» **DESCRIPTION OF THE TASK**
Every entry must be repeated exactly in the answer.

Top of DATASET EXCERPTS

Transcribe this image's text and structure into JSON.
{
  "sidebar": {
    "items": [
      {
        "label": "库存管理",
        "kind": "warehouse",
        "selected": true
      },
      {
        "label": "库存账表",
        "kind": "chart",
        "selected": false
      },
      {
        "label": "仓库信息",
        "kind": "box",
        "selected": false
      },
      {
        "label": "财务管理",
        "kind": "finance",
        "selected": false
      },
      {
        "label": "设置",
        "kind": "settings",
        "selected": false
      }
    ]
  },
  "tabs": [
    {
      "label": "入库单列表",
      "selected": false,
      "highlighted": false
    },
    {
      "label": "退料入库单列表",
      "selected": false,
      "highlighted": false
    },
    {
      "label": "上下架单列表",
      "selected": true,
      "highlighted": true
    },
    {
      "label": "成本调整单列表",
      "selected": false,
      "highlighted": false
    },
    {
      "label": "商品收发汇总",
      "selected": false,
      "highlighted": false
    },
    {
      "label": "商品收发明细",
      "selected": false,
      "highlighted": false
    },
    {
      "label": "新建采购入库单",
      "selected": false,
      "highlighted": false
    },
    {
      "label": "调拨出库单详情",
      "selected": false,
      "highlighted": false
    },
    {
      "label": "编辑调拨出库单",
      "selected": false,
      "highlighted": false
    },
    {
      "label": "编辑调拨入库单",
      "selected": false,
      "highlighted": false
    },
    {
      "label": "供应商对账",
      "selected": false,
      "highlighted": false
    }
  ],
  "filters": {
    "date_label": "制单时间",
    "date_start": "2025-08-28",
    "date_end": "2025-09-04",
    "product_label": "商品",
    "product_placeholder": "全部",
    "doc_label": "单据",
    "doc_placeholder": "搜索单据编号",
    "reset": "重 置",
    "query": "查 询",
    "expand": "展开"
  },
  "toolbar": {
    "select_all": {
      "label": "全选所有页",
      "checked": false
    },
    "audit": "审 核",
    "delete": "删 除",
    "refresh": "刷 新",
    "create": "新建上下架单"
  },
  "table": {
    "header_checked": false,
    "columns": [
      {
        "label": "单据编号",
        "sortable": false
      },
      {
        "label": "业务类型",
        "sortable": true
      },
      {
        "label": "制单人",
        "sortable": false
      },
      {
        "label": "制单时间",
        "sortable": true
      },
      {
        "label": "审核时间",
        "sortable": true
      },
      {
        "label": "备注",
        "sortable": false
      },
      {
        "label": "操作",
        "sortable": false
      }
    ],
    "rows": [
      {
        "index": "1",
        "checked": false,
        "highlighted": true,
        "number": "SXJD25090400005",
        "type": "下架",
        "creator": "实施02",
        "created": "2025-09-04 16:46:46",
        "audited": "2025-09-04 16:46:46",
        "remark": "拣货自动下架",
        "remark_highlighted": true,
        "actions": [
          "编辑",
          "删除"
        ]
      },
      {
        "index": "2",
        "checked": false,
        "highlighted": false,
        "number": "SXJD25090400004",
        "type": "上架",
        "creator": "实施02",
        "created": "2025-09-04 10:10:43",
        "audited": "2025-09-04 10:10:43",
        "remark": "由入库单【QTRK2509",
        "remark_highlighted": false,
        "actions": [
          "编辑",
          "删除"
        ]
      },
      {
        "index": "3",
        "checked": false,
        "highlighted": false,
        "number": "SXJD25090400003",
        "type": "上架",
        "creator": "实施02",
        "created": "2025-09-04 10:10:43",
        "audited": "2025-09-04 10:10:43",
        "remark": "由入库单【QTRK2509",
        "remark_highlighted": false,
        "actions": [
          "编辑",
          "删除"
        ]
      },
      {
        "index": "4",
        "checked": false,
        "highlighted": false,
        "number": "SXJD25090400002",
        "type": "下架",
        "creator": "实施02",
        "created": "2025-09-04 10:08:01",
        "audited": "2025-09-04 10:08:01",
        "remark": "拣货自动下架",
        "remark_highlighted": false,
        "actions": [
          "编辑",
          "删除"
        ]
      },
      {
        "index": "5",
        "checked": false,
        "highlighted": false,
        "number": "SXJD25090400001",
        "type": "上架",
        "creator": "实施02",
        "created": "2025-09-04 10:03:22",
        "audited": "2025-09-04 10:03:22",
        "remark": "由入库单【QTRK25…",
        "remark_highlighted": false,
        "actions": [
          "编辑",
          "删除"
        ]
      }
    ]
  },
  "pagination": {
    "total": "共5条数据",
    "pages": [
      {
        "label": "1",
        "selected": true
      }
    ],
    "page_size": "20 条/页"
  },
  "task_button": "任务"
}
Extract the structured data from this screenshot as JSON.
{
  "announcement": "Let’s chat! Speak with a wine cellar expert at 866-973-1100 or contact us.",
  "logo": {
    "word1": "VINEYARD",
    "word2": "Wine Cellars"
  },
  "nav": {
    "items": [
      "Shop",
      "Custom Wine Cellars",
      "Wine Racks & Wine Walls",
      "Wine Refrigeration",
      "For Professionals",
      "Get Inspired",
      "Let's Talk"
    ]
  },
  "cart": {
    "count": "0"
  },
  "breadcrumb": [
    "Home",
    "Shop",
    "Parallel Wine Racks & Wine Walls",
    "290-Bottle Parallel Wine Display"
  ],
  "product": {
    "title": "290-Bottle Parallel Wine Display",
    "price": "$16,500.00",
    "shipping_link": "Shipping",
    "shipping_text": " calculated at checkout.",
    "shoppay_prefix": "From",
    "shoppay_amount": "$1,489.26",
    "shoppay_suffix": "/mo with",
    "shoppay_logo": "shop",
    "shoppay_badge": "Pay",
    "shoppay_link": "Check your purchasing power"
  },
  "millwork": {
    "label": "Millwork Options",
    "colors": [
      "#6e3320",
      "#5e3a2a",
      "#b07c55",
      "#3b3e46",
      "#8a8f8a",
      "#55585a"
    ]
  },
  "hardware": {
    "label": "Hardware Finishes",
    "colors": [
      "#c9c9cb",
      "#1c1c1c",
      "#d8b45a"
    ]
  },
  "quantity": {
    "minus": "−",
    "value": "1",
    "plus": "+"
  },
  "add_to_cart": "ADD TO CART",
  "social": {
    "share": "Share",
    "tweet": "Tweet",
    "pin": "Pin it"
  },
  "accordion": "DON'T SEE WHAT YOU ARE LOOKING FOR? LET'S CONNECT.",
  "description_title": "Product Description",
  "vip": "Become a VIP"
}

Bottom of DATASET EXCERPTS

» **YOUR SOLUTION**
Transcribe this image's text and structure into JSON.
{
  "sidebar": {
    "items": [
      {
        "label": "库存管理",
        "kind": "warehouse",
        "selected": true
      },
      {
        "label": "库存账表",
        "kind": "chart",
        "selected": false
      },
      {
        "label": "仓库信息",
        "kind": "box",
        "selected": false
      },
      {
        "label": "财务管理",
        "kind": "finance",
        "selected": false
      },
      {
        "label": "设置",
        "kind": "settings",
        "selected": false
      }
    ]
  },
  "tabs": [
    {
      "label": "入库单列表",
      "selected": false,
      "highlighted": false
    },
    {
      "label": "退料入库单列表",
      "selected": false,
      "highlighted": false
    },
    {
      "label": "上下架单列表",
      "selected": true,
      "highlighted": true
    },
    {
      "label": "成本调整单列表",
      "selected": false,
      "highlighted": false
    },
    {
      "label": "商品收发汇总",
      "selected": false,
      "highlighted": false
    },
    {
      "label": "商品收发明细",
      "selected": false,
      "highlighted": false
    },
    {
      "label": "新建采购入库单",
      "selected": false,
      "highlighted": false
    },
    {
      "label": "调拨出库单详情",
      "selected": false,
      "highlighted": false
    },
    {
      "label": "编辑调拨出库单",
      "selected": false,
      "highlighted": false
    },
    {
      "label": "编辑调拨入库单",
      "selected": false,
      "highlighted": false
    },
    {
      "label": "供应商对账",
      "selected": false,
      "highlighted": false
    }
  ],
  "filters": {
    "date_label": "制单时间",
    "date_start": "2025-08-28",
    "date_end": "2025-09-04",
    "product_label": "商品",
    "product_placeholder": "全部",
    "doc_label": "单据",
    "doc_placeholder": "搜索单据编号",
    "reset": "重 置",
    "query": "查 询",
    "expand": "展开"
  },
  "toolbar": {
    "select_all": {
      "label": "全选所有页",
      "checked": false
    },
    "audit": "审 核",
    "delete": "删 除",
    "refresh": "刷 新",
    "create": "新建上下架单"
  },
  "table": {
    "header_checked": false,
    "columns": [
      {
        "label": "单据编号",
        "sortable": false
      },
      {
        "label": "业务类型",
        "sortable": true
      },
      {
        "label": "制单人",
        "sortable": false
      },
      {
        "label": "制单时间",
        "sortable": true
      },
      {
        "label": "审核时间",
        "sortable": true
      },
      {
        "label": "备注",
        "sortable": false
      },
      {
        "label": "操作",
        "sortable": false
      }
    ],
    "rows": [
      {
        "index": "1",
        "checked": false,
        "highlighted": true,
        "number": "SXJD25090400005",
        "type": "下架",
        "creator": "实施02",
        "created": "2025-09-04 16:46:46",
        "audited": "2025-09-04 16:46:46",
        "remark": "拣货自动下架",
        "remark_highlighted": true,
        "actions": [
          "编辑",
          "删除"
        ]
      },
      {
        "index": "2",
        "checked": false,
        "highlighted": false,
        "number": "SXJD25090400004",
        "type": "上架",
        "creator": "实施02",
        "created": "2025-09-04 10:10:43",
        "audited": "2025-09-04 10:10:43",
        "remark": "由入库单【QTRK2509",
        "remark_highlighted": false,
        "actions": [
          "编辑",
          "删除"
        ]
      },
      {
        "index": "3",
        "checked": false,
        "highlighted": false,
        "number": "SXJD25090400003",
        "type": "上架",
        "creator": "实施02",
        "created": "2025-09-04 10:10:43",
        "audited": "2025-09-04 10:10:43",
        "remark": "由入库单【QTRK2509",
        "remark_highlighted": false,
        "actions": [
          "编辑",
          "删除"
        ]
      },
      {
        "index": "4",
        "checked": false,
        "highlighted": false,
        "number": "SXJD25090400002",
        "type": "下架",
        "creator": "实施02",
        "created": "2025-09-04 10:08:01",
        "audited": "2025-09-04 10:08:01",
        "remark": "拣货自动下架",
        "remark_highlighted": false,
        "actions": [
          "编辑",
          "删除"
        ]
      },
      {
        "index": "5",
        "checked": false,
        "highlighted": false,
        "number": "SXJD25090400001",
        "type": "上架",
        "creator": "实施02",
        "created": "2025-09-04 10:03:22",
        "audited": "2025-09-04 10:03:22",
        "remark": "由入库单【QTRK25…",
        "remark_highlighted": false,
        "actions": [
          "编辑",
          "删除"
        ]
      }
    ]
  },
  "pagination": {
    "total": "共5条数据",
    "pages": [
      {
        "label": "1",
        "selected": true
      }
    ],
    "page_size": "20 条/页"
  },
  "task_button": "任务"
}
Extract the structured data from this screenshot as JSON.
{
  "announcement": "Let’s chat! Speak with a wine cellar expert at 866-973-1100 or contact us.",
  "logo": {
    "word1": "VINEYARD",
    "word2": "Wine Cellars"
  },
  "nav": {
    "items": [
      "Shop",
      "Custom Wine Cellars",
      "Wine Racks & Wine Walls",
      "Wine Refrigeration",
      "For Professionals",
      "Get Inspired",
      "Let's Talk"
    ]
  },
  "cart": {
    "count": "0"
  },
  "breadcrumb": [
    "Home",
    "Shop",
    "Parallel Wine Racks & Wine Walls",
    "290-Bottle Parallel Wine Display"
  ],
  "product": {
    "title": "290-Bottle Parallel Wine Display",
    "price": "$16,500.00",
    "shipping_link": "Shipping",
    "shipping_text": " calculated at checkout.",
    "shoppay_prefix": "From",
    "shoppay_amount": "$1,489.26",
    "shoppay_suffix": "/mo with",
    "shoppay_logo": "shop",
    "shoppay_badge": "Pay",
    "shoppay_link": "Check your purchasing power"
  },
  "millwork": {
    "label": "Millwork Options",
    "colors": [
      "#6e3320",
      "#5e3a2a",
      "#b07c55",
      "#3b3e46",
      "#8a8f8a",
      "#55585a"
    ]
  },
  "hardware": {
    "label": "Hardware Finishes",
    "colors": [
      "#c9c9cb",
      "#1c1c1c",
      "#d8b45a"
    ]
  },
  "quantity": {
    "minus": "−",
    "value": "1",
    "plus": "+"
  },
  "add_to_cart": "ADD TO CART",
  "social": {
    "share": "Share",
    "tweet": "Tweet",
    "pin": "Pin it"
  },
  "accordion": "DON'T SEE WHAT YOU ARE LOOKING FOR? LET'S CONNECT.",
  "description_title": "Product Description",
  "vip": "Become a VIP"
}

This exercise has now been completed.